The Eming lab is aiming at deeper understanding of how cells sense tissue damage and how these events translate into a regenerative response or disease. The ultimate goal is to reprogram the healing response, in order to readjust postnatal repair into regeneration and to develop novel strategies for pharmacological interventions to facilitate healing of injured, diseased or aging tissues. The close interaction between basic science and clinical expertise enables the group to translate new findings into therapeutic approaches.
Prof. Eming leads a program of research into tissue damage and repair encompassing basic structure/function analysis, in vivo models, and human disease. The group has longstanding expertise in cell-cell and cell-matrix interactions relevant to various aspects of tissue remodeling and repair. A wide range of in vitro and in vivo models allows the team to analyze the function and crosstalk of diverse types of skin cell. Methods include a number of cell systems (monolayer cultures, complex co-cultures), as well as genetically modified mouse models and preclinical disease models combined with proteomics, gene expression analysis, and imaging techniques.
Figure 1: Identification of plasmin cleavage sites within the Heparin binding domain of VEGF-A165 and PLGF-1/-2, and generation of novel proteolysis resistant VEGF mutants with pro-angiogenic activity. A) VEGF-A165 and PLGF-1/-2 degradation products were isolated in exsudates obtained from human non-healing Venous leg ulcers. Plasmin cleavage sites were idientified by LC-MS/MS analysis. B) Site directed mutagenesis substituted Arg110 with Ala110 in VEGF-A165, yielding a plasmin-resistant VEGF-A mutant with higher stability and binding affinity to heparin sulfate proteoglycans in the chronic wound environment which ultimately improved the pro-angiogenic activity.
Figure 2: Engineering the growth factor microenvironment with fibronectin domains to promote wound healing. A) Generation of a novel bi-functional protein (FNIII10-VEGF) consisting of the 10th type III domain of fibronectin (FNIII10) fused to VEGF-A165 (VEGF) with potentiated angiogenic activity. FNIII10-VEGF activates simultaneously VEGF-receptor 2 and αvβ3 integrins in endothelial cells resulting in synergistic downstream effects. B) FNIII10-VEGF promotes cell spreading, clustering of αvβ3 integrins and Rac1 activation.

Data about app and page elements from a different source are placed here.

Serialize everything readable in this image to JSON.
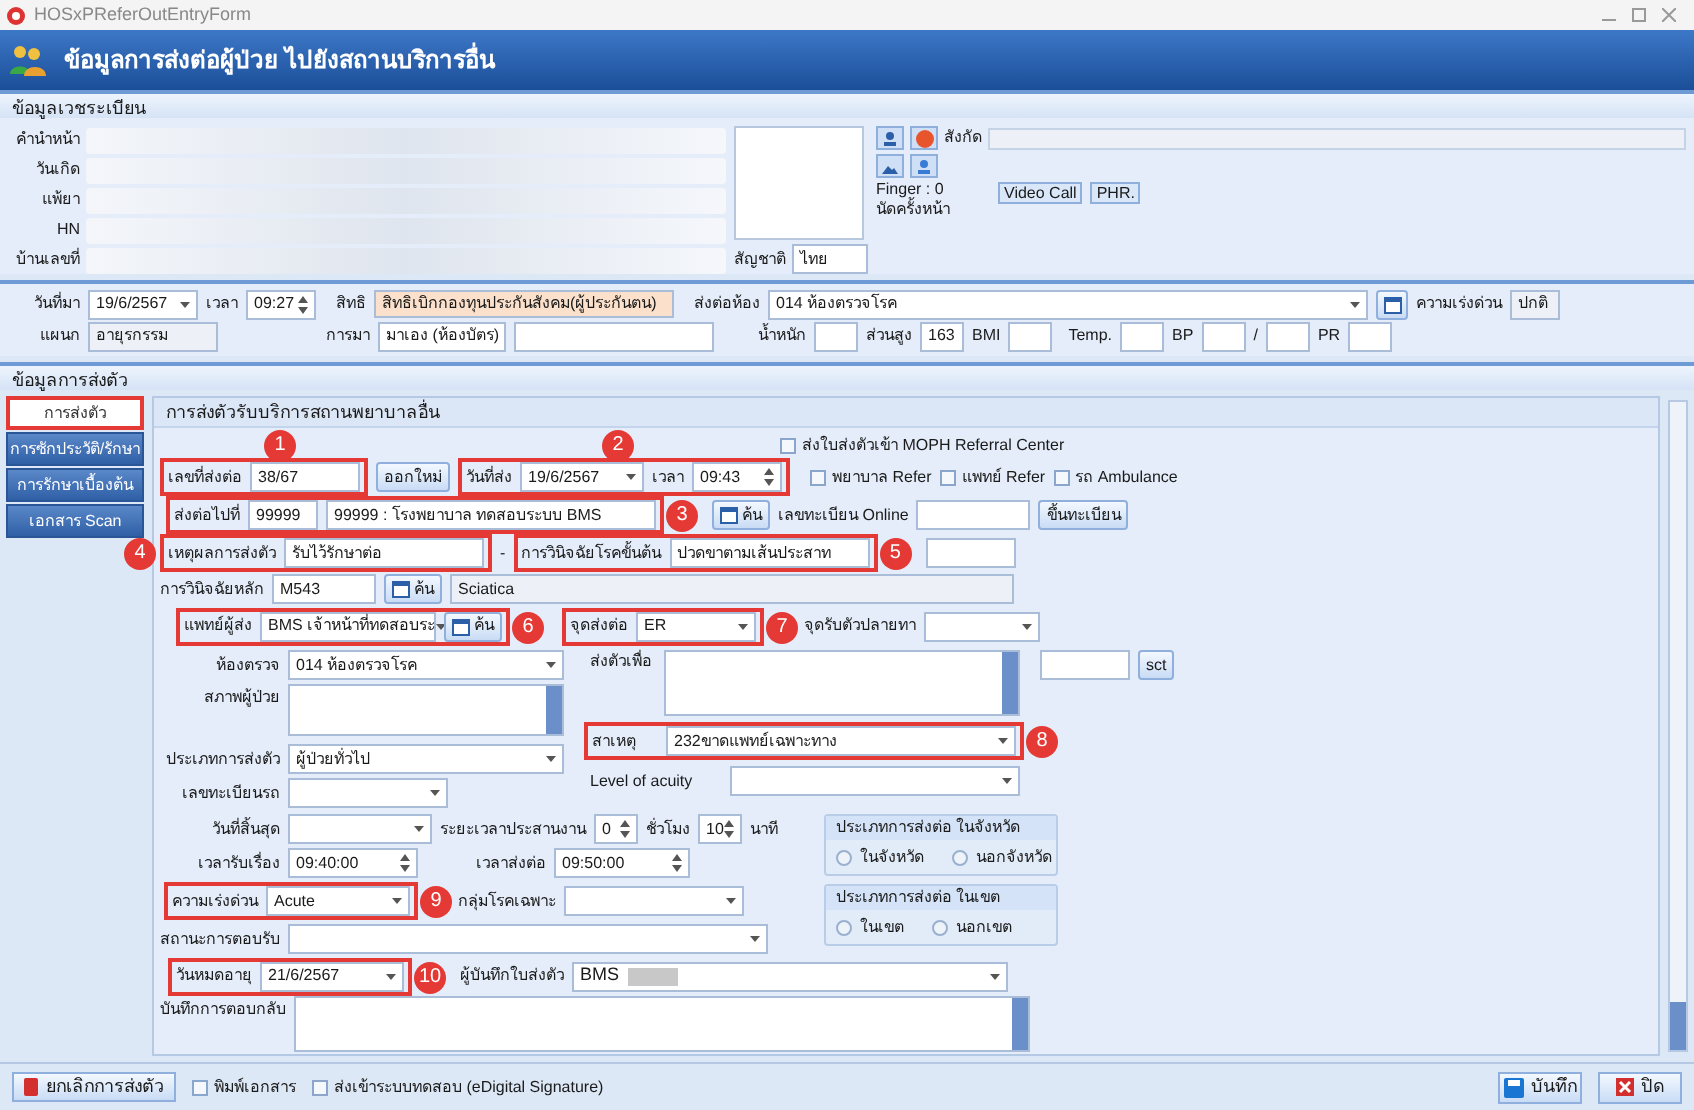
{
  "window": {
    "title": "HOSxPReferOutEntryForm"
  },
  "header": {
    "title": "ข้อมูลการส่งต่อผู้ป่วย ไปยังสถานบริการอื่น"
  },
  "registry": {
    "title": "ข้อมูลเวชระเบียน",
    "labels": [
      "คำนำหน้า",
      "วันเกิด",
      "แพ้ยา",
      "HN",
      "บ้านเลขที่"
    ],
    "affiliation_label": "สังกัด",
    "finger": "Finger : 0",
    "next_appointment_label": "นัดครั้งหน้า",
    "buttons": [
      "Video Call",
      "PHR."
    ],
    "nationality": {
      "label": "สัญชาติ",
      "value": "ไทย"
    }
  },
  "visit": {
    "date": {
      "label": "วันที่มา",
      "value": "19/6/2567"
    },
    "time": {
      "label": "เวลา",
      "value": "09:27"
    },
    "right": {
      "label": "สิทธิ",
      "value": "สิทธิเบิกกองทุนประกันสังคม(ผู้ประกันตน)"
    },
    "room": {
      "label": "ส่งต่อห้อง",
      "value": "014 ห้องตรวจโรค"
    },
    "urgency": {
      "label": "ความเร่งด่วน",
      "value": "ปกติ"
    },
    "department": {
      "label": "แผนก",
      "value": "อายุรกรรม"
    },
    "arrival": {
      "label": "การมา",
      "value": "มาเอง (ห้องบัตร)"
    },
    "weight": {
      "label": "น้ำหนัก"
    },
    "height": {
      "label": "ส่วนสูง",
      "value": "163"
    },
    "bmi": {
      "label": "BMI"
    },
    "temp": {
      "label": "Temp."
    },
    "bp": {
      "label": "BP",
      "separator": "/"
    },
    "pr": {
      "label": "PR"
    }
  },
  "referral": {
    "section_title": "ข้อมูลการส่งตัว",
    "tabs": [
      {
        "label": "การส่งตัว",
        "selected": true
      },
      {
        "label": "การซักประวัติ/รักษา",
        "selected": false
      },
      {
        "label": "การรักษาเบื้องต้น",
        "selected": false
      },
      {
        "label": "เอกสาร Scan",
        "selected": false
      }
    ],
    "group_title": "การส่งตัวรับบริการสถานพยาบาลอื่น",
    "refer_no": {
      "label": "เลขที่ส่งต่อ",
      "value": "38/67"
    },
    "new_button": "ออกใหม่",
    "send_date": {
      "label": "วันที่ส่ง",
      "value": "19/6/2567"
    },
    "send_time": {
      "label": "เวลา",
      "value": "09:43"
    },
    "checks": [
      {
        "label": "ส่งใบส่งตัวเข้า MOPH Referral Center",
        "checked": false
      },
      {
        "label": "พยาบาล Refer",
        "checked": false
      },
      {
        "label": "แพทย์ Refer",
        "checked": false
      },
      {
        "label": "รถ Ambulance",
        "checked": false
      }
    ],
    "destination": {
      "label": "ส่งต่อไปที่",
      "code": "99999",
      "name": "99999 : โรงพยาบาล ทดสอบระบบ BMS",
      "button": "ค้น"
    },
    "online_reg": {
      "label": "เลขทะเบียน Online",
      "button": "ขึ้นทะเบียน"
    },
    "reason": {
      "label": "เหตุผลการส่งตัว",
      "value": "รับไว้รักษาต่อ"
    },
    "dash": "-",
    "initial_dx": {
      "label": "การวินิจฉัยโรคขั้นต้น",
      "value": "ปวดขาตามเส้นประสาท"
    },
    "main_dx": {
      "label": "การวินิจฉัยหลัก",
      "code": "M543",
      "button": "ค้น",
      "name": "Sciatica"
    },
    "doctor": {
      "label": "แพทย์ผู้ส่ง",
      "value": "BMS เจ้าหน้าที่ทดสอบระ",
      "button": "ค้น"
    },
    "send_point": {
      "label": "จุดส่งต่อ",
      "value": "ER"
    },
    "receive_point": {
      "label": "จุดรับตัวปลายทา"
    },
    "exam_room": {
      "label": "ห้องตรวจ",
      "value": "014 ห้องตรวจโรค"
    },
    "purpose": {
      "label": "ส่งตัวเพื่อ",
      "button": "sct"
    },
    "condition": {
      "label": "สภาพผู้ป่วย"
    },
    "refer_type": {
      "label": "ประเภทการส่งตัว",
      "value": "ผู้ป่วยทั่วไป"
    },
    "cause": {
      "label": "สาเหตุ",
      "value": "232ขาดแพทย์เฉพาะทาง"
    },
    "vehicle": {
      "label": "เลขทะเบียนรถ"
    },
    "acuity": {
      "label": "Level of acuity"
    },
    "end_date": {
      "label": "วันที่สิ้นสุด"
    },
    "coordination": {
      "label": "ระยะเวลาประสานงาน",
      "hours": "0",
      "hours_unit": "ชั่วโมง",
      "minutes": "10",
      "minutes_unit": "นาที"
    },
    "receive_time": {
      "label": "เวลารับเรื่อง",
      "value": "09:40:00"
    },
    "refer_time": {
      "label": "เวลาส่งต่อ",
      "value": "09:50:00"
    },
    "severity": {
      "label": "ความเร่งด่วน",
      "value": "Acute"
    },
    "disease_group": {
      "label": "กลุ่มโรคเฉพาะ"
    },
    "response_status": {
      "label": "สถานะการตอบรับ"
    },
    "expiry": {
      "label": "วันหมดอายุ",
      "value": "21/6/2567"
    },
    "recorder": {
      "label": "ผู้บันทึกใบส่งตัว",
      "value": "BMS"
    },
    "reply_note": {
      "label": "บันทึกการตอบกลับ"
    },
    "province_group": {
      "title": "ประเภทการส่งต่อ ในจังหวัด",
      "options": [
        {
          "label": "ในจังหวัด",
          "selected": false
        },
        {
          "label": "นอกจังหวัด",
          "selected": false
        }
      ]
    },
    "region_group": {
      "title": "ประเภทการส่งต่อ ในเขต",
      "options": [
        {
          "label": "ในเขต",
          "selected": false
        },
        {
          "label": "นอกเขต",
          "selected": false
        }
      ]
    }
  },
  "footer": {
    "cancel_button": "ยกเลิกการส่งตัว",
    "checks": [
      {
        "label": "พิมพ์เอกสาร",
        "checked": false
      },
      {
        "label": "ส่งเข้าระบบทดสอบ (eDigital Signature)",
        "checked": false
      }
    ],
    "save_button": "บันทึก",
    "close_button": "ปิด"
  },
  "annotations": [
    "1",
    "2",
    "3",
    "4",
    "5",
    "6",
    "7",
    "8",
    "9",
    "10"
  ]
}
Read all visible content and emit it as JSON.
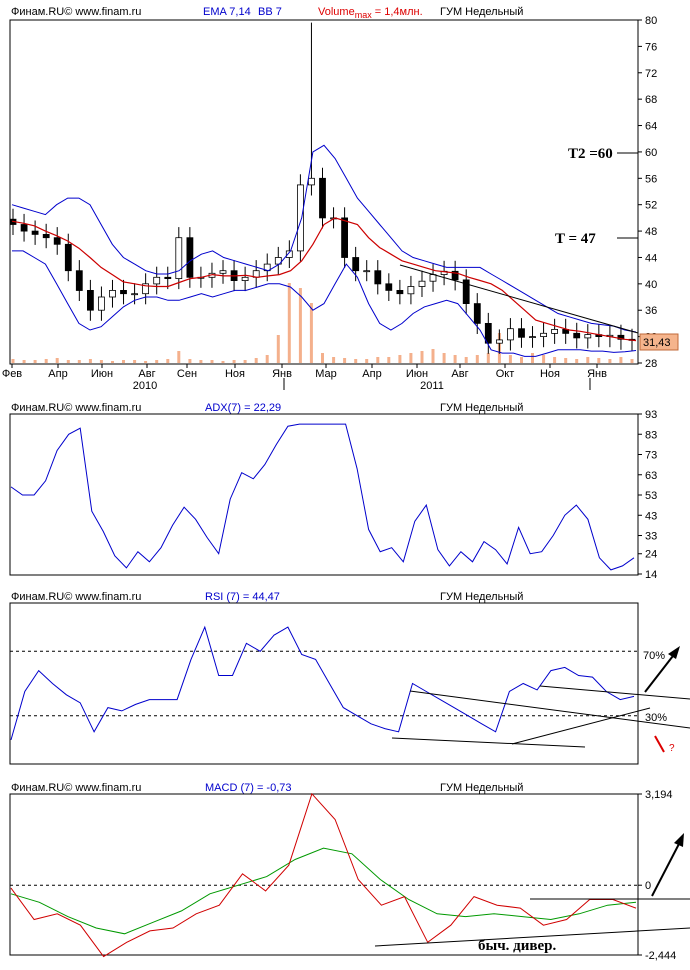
{
  "source_label": "Финам.RU© www.finam.ru",
  "instrument": "ГУМ Недельный",
  "panels": {
    "price": {
      "indicators": [
        "EMA 7,14",
        "BB 7"
      ],
      "volume_prefix": "Volume",
      "volume_sub": "max",
      "volume_value": " = 1,4млн.",
      "last_price": "31,43",
      "annotations": [
        "T2 =60",
        "T = 47"
      ]
    },
    "adx": {
      "label": "ADX(7) = 22,29"
    },
    "rsi": {
      "label": "RSI (7) = 44,47",
      "level_high": "70%",
      "level_low": "30%",
      "question": "?"
    },
    "macd": {
      "label": "MACD (7) = -0,73",
      "divergence_note": "быч. дивер."
    }
  },
  "colors": {
    "price_up": "#ffffff",
    "price_down": "#000000",
    "ema": "#cc0000",
    "bb": "#0000cc",
    "volume": "#f4b08c",
    "adx": "#0000cc",
    "rsi": "#0000cc",
    "macd": "#d00000",
    "macd_signal": "#009900",
    "last_price_bg": "#f5b48c",
    "header_blue": "#0000cc",
    "header_red": "#dd0000"
  },
  "chart_data": [
    {
      "type": "line",
      "subtype": "candlestick",
      "yaxis_side": "right",
      "ylim": [
        28,
        80
      ],
      "yticks": [
        28,
        32,
        36,
        40,
        44,
        48,
        52,
        56,
        60,
        64,
        68,
        72,
        76,
        80
      ],
      "xtick_labels": [
        "Фев",
        "Апр",
        "Июн",
        "Авг",
        "Сен",
        "Ноя",
        "Янв",
        "Мар",
        "Апр",
        "Июн",
        "Авг",
        "Окт",
        "Ноя",
        "Янв"
      ],
      "year_labels": [
        "2010",
        "2011"
      ],
      "series": [
        {
          "name": "EMA 7,14",
          "values": [
            49.5,
            49.2,
            48.8,
            48.0,
            47.3,
            46.5,
            45.4,
            44.0,
            42.5,
            41.4,
            40.3,
            40.0,
            39.7,
            39.6,
            39.6,
            40.2,
            40.8,
            41.0,
            41.4,
            41.2,
            41.2,
            41.3,
            41.0,
            41.2,
            41.4,
            42.0,
            43.5,
            46.0,
            49.0,
            50.0,
            49.5,
            49.0,
            47.0,
            45.5,
            44.5,
            43.5,
            43.0,
            42.5,
            42.0,
            41.8,
            41.6,
            41.0,
            40.5,
            40.0,
            39.0,
            37.5,
            36.0,
            34.5,
            34.0,
            33.5,
            33.0,
            32.8,
            32.5,
            32.2,
            31.9,
            31.6,
            31.4
          ]
        },
        {
          "name": "BB 7 upper",
          "values": [
            52,
            51.5,
            51,
            50.5,
            52,
            53,
            53,
            52,
            49,
            46,
            44,
            43,
            42,
            41.5,
            41.5,
            42,
            43.5,
            44.5,
            45,
            44,
            43.5,
            43,
            42.5,
            42,
            43,
            45,
            50,
            60,
            61,
            59,
            56,
            53,
            51,
            49,
            47,
            45,
            44,
            43.5,
            43,
            42.5,
            42.5,
            42.5,
            42.5,
            41.5,
            40.5,
            39.5,
            38.5,
            37.5,
            36.5,
            35.5,
            35,
            34.5,
            34,
            33.8,
            33.6,
            33,
            32.7
          ]
        },
        {
          "name": "BB 7 lower",
          "values": [
            45,
            45,
            44,
            43,
            40,
            37,
            34,
            33,
            33.5,
            35,
            36.5,
            37.5,
            38,
            38,
            37.5,
            37.5,
            38,
            38.5,
            38,
            38.5,
            39,
            39,
            39.5,
            40,
            40,
            39.5,
            38,
            36,
            37,
            40,
            43,
            41,
            37,
            34,
            33,
            34,
            35.5,
            36.5,
            37,
            37.5,
            37,
            35,
            33,
            30,
            29.5,
            29.5,
            29,
            29,
            29.5,
            30,
            30,
            30,
            29.8,
            29.8,
            29.6,
            29.7,
            29.9
          ]
        },
        {
          "name": "close",
          "values": [
            49,
            48,
            47.5,
            47,
            46,
            42,
            39,
            36,
            38,
            39,
            38.5,
            38.5,
            40,
            41,
            40.8,
            47,
            41,
            41,
            41.6,
            42,
            40.5,
            41,
            42,
            43,
            44,
            45,
            55,
            56,
            50,
            50,
            44,
            42,
            42,
            40,
            39,
            38.5,
            39.6,
            40.4,
            41.4,
            41.9,
            40.6,
            37,
            34,
            31,
            31.5,
            33.2,
            31.9,
            32,
            32.5,
            33.1,
            32.5,
            31.8,
            32.3,
            32,
            32.2,
            31.6,
            31.43
          ]
        }
      ]
    },
    {
      "type": "line",
      "yaxis_side": "right",
      "ylim": [
        14,
        93
      ],
      "yticks": [
        14,
        24,
        33,
        43,
        53,
        63,
        73,
        83,
        93
      ],
      "series": [
        {
          "name": "ADX(7)",
          "values": [
            57,
            53,
            53,
            60,
            75,
            83,
            86,
            45,
            35,
            23,
            17,
            25,
            20,
            27,
            38,
            47,
            41,
            32,
            24,
            51,
            64,
            61,
            68,
            78,
            87,
            88,
            88,
            88,
            88,
            88,
            66,
            36,
            25,
            27,
            20,
            40,
            48,
            26,
            18,
            25,
            20,
            30,
            26,
            19,
            37,
            24,
            25,
            33,
            43,
            48,
            41,
            22,
            16,
            18,
            22
          ]
        }
      ]
    },
    {
      "type": "line",
      "yaxis_side": "right",
      "ylim": [
        0,
        100
      ],
      "levels": [
        70,
        30
      ],
      "series": [
        {
          "name": "RSI (7)",
          "values": [
            15,
            45,
            58,
            50,
            43,
            38,
            20,
            35,
            33,
            37,
            40,
            40,
            40,
            65,
            85,
            55,
            55,
            75,
            70,
            80,
            85,
            68,
            65,
            50,
            35,
            30,
            25,
            22,
            20,
            50,
            45,
            40,
            35,
            30,
            25,
            20,
            45,
            50,
            46,
            58,
            60,
            55,
            54,
            45,
            40,
            42
          ]
        }
      ]
    },
    {
      "type": "line",
      "yaxis_side": "right",
      "yticks": [
        -2.444,
        0,
        3.194
      ],
      "ytick_labels": [
        "-2,444",
        "0",
        "3,194"
      ],
      "series": [
        {
          "name": "MACD (7)",
          "values": [
            -0.1,
            -1.2,
            -1.0,
            -1.4,
            -2.5,
            -2.0,
            -1.6,
            -1.5,
            -1.0,
            -0.7,
            0.4,
            -0.2,
            0.7,
            3.2,
            2.3,
            0.2,
            -0.7,
            -0.4,
            -2.0,
            -1.4,
            -0.4,
            -0.7,
            -0.8,
            -1.4,
            -1.2,
            -0.5,
            -0.5,
            -0.8
          ]
        },
        {
          "name": "Signal",
          "values": [
            -0.3,
            -0.6,
            -1.1,
            -1.5,
            -1.7,
            -1.3,
            -0.9,
            -0.3,
            0.0,
            0.3,
            0.9,
            1.3,
            1.1,
            0.2,
            -0.5,
            -1.0,
            -1.1,
            -1.0,
            -1.1,
            -1.2,
            -1.0,
            -0.7,
            -0.6
          ]
        }
      ]
    }
  ]
}
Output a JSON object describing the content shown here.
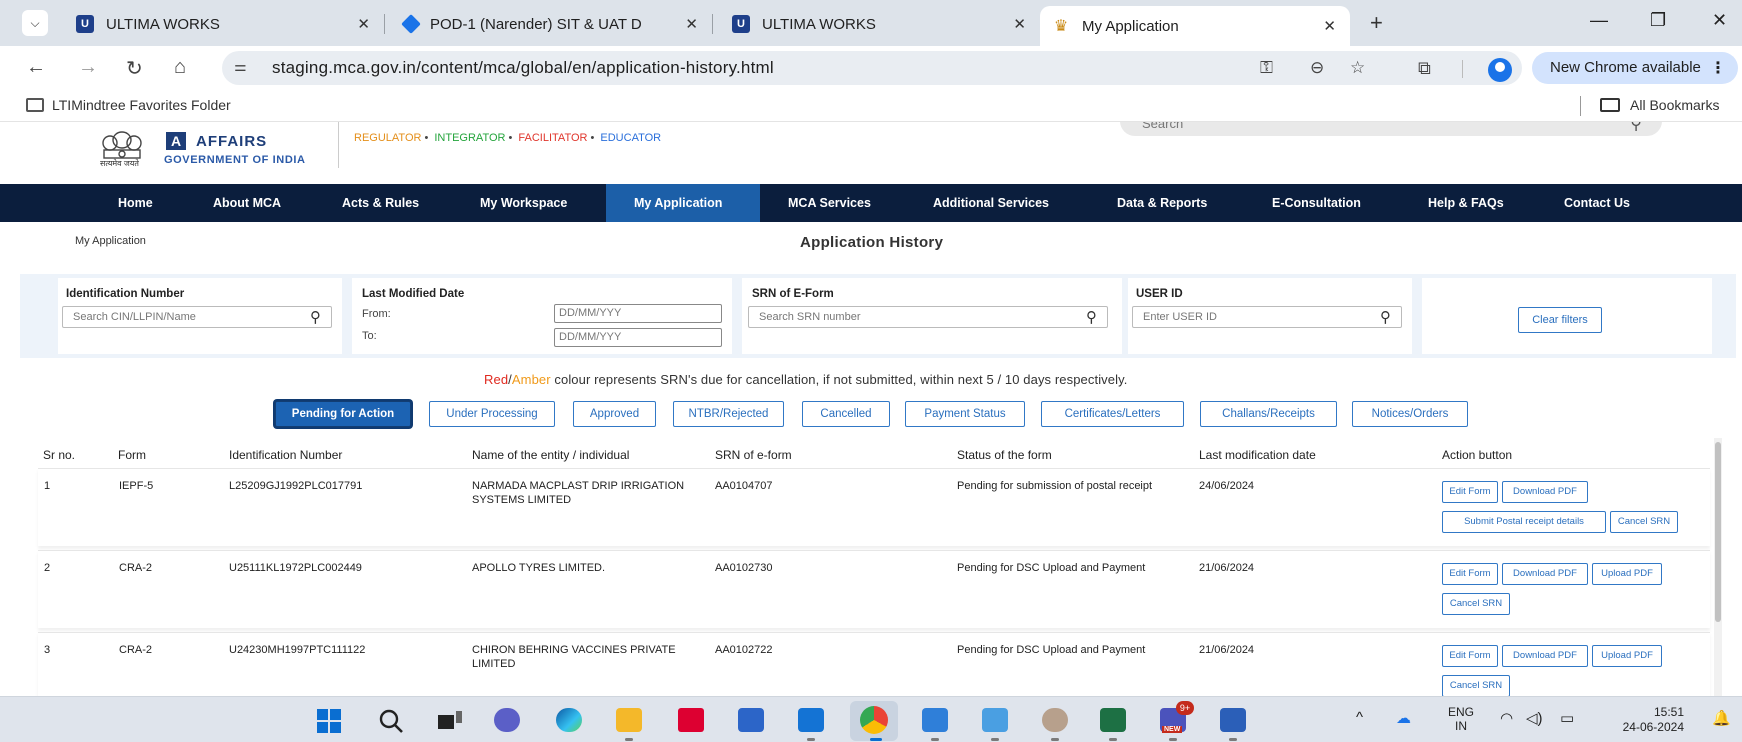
{
  "browser": {
    "tabs": [
      {
        "title": "ULTIMA WORKS",
        "favicon": "ultima-icon"
      },
      {
        "title": "POD-1 (Narender) SIT & UAT D",
        "favicon": "diamond-icon"
      },
      {
        "title": "ULTIMA WORKS",
        "favicon": "ultima-icon"
      },
      {
        "title": "My Application",
        "favicon": "emblem-icon"
      }
    ],
    "url": "staging.mca.gov.in/content/mca/global/en/application-history.html",
    "update_label": "New Chrome available",
    "bookmarks": {
      "folder": "LTIMindtree Favorites Folder",
      "all": "All Bookmarks"
    }
  },
  "site": {
    "emblem_caption": "सत्यमेव जयते",
    "logo_letter": "A",
    "logo_word": "AFFAIRS",
    "logo_sub": "GOVERNMENT OF INDIA",
    "tagline": [
      "REGULATOR",
      "INTEGRATOR",
      "FACILITATOR",
      "EDUCATOR"
    ],
    "search_placeholder": "Search",
    "nav": [
      "Home",
      "About MCA",
      "Acts & Rules",
      "My Workspace",
      "My Application",
      "MCA Services",
      "Additional Services",
      "Data & Reports",
      "E-Consultation",
      "Help & FAQs",
      "Contact Us"
    ],
    "active_nav": "My Application"
  },
  "page": {
    "breadcrumb": "My Application",
    "title": "Application History"
  },
  "filters": {
    "id_label": "Identification Number",
    "id_placeholder": "Search CIN/LLPIN/Name",
    "date_label": "Last Modified Date",
    "from_label": "From:",
    "to_label": "To:",
    "date_placeholder": "DD/MM/YYY",
    "srn_label": "SRN of E-Form",
    "srn_placeholder": "Search SRN number",
    "user_label": "USER ID",
    "user_placeholder": "Enter USER ID",
    "clear_label": "Clear filters"
  },
  "note": {
    "red": "Red",
    "slash": "/",
    "amber": "Amber",
    "rest": " colour represents SRN's due for cancellation, if not submitted, within next 5 / 10 days respectively."
  },
  "status_tabs": [
    "Pending for Action",
    "Under Processing",
    "Approved",
    "NTBR/Rejected",
    "Cancelled",
    "Payment Status",
    "Certificates/Letters",
    "Challans/Receipts",
    "Notices/Orders"
  ],
  "table": {
    "headers": [
      "Sr no.",
      "Form",
      "Identification Number",
      "Name of the entity / individual",
      "SRN of e-form",
      "Status of the form",
      "Last modification date",
      "Action button"
    ],
    "rows": [
      {
        "sr": "1",
        "form": "IEPF-5",
        "id": "L25209GJ1992PLC017791",
        "name": "NARMADA MACPLAST DRIP IRRIGATION SYSTEMS LIMITED",
        "srn": "AA0104707",
        "status": "Pending for submission of postal receipt",
        "date": "24/06/2024",
        "actions": [
          "Edit Form",
          "Download PDF",
          "Submit Postal receipt details",
          "Cancel SRN"
        ]
      },
      {
        "sr": "2",
        "form": "CRA-2",
        "id": "U25111KL1972PLC002449",
        "name": "APOLLO TYRES LIMITED.",
        "srn": "AA0102730",
        "status": "Pending for DSC Upload and Payment",
        "date": "21/06/2024",
        "actions": [
          "Edit Form",
          "Download PDF",
          "Upload PDF",
          "Cancel SRN"
        ]
      },
      {
        "sr": "3",
        "form": "CRA-2",
        "id": "U24230MH1997PTC111122",
        "name": "CHIRON BEHRING VACCINES PRIVATE LIMITED",
        "srn": "AA0102722",
        "status": "Pending for DSC Upload and Payment",
        "date": "21/06/2024",
        "actions": [
          "Edit Form",
          "Download PDF",
          "Upload PDF",
          "Cancel SRN"
        ]
      }
    ]
  },
  "taskbar": {
    "lang_top": "ENG",
    "lang_bottom": "IN",
    "time": "15:51",
    "date": "24-06-2024",
    "teams_badge": "9+",
    "teams_new": "NEW"
  },
  "colors": {
    "nav_bg": "#0b1e3d",
    "nav_active": "#1c5fa8",
    "accent": "#2a6fbe",
    "red": "#e02a20",
    "amber": "#f09a1a"
  }
}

Figure 3: Macrophages are the prevailing VEGF-A source during the early wound healing phase. A) X-Gal staining of unwounded and wounded skin of VEGF-lacZ reporter mice. B) X-Gal+ wound cells were isolated and analyzed by FACS. A fraction of approximately 20% of all macrophages at the wound site expresses VEGF-A.